Restate all the data exactly, so that each line is the same as before.

(Interface dataset entries)
☆ ☆ ☆
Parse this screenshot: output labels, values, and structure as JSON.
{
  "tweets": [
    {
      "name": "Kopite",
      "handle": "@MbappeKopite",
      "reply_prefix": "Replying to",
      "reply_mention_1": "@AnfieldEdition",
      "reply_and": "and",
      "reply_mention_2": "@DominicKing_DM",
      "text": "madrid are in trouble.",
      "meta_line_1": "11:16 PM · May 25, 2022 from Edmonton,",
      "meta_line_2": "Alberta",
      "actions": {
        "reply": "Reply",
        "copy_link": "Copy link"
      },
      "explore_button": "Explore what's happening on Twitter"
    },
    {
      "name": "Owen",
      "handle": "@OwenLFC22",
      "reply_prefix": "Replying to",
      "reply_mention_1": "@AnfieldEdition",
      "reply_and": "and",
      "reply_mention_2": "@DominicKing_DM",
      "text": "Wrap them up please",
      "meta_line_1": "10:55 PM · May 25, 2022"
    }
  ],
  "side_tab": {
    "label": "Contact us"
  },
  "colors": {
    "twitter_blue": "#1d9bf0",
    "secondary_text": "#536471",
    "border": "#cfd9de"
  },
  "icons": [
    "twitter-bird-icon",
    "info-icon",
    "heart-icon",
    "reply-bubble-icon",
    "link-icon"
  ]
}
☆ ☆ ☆
▶ Response
Parse this screenshot: output labels, values, and structure as JSON.
{
  "tweets": [
    {
      "name": "Kopite",
      "handle": "@MbappeKopite",
      "reply_prefix": "Replying to",
      "reply_mention_1": "@AnfieldEdition",
      "reply_and": "and",
      "reply_mention_2": "@DominicKing_DM",
      "text": "madrid are in trouble.",
      "meta_line_1": "11:16 PM · May 25, 2022 from Edmonton,",
      "meta_line_2": "Alberta",
      "actions": {
        "reply": "Reply",
        "copy_link": "Copy link"
      },
      "explore_button": "Explore what's happening on Twitter"
    },
    {
      "name": "Owen",
      "handle": "@OwenLFC22",
      "reply_prefix": "Replying to",
      "reply_mention_1": "@AnfieldEdition",
      "reply_and": "and",
      "reply_mention_2": "@DominicKing_DM",
      "text": "Wrap them up please",
      "meta_line_1": "10:55 PM · May 25, 2022"
    }
  ],
  "side_tab": {
    "label": "Contact us"
  },
  "colors": {
    "twitter_blue": "#1d9bf0",
    "secondary_text": "#536471",
    "border": "#cfd9de"
  },
  "icons": [
    "twitter-bird-icon",
    "info-icon",
    "heart-icon",
    "reply-bubble-icon",
    "link-icon"
  ]
}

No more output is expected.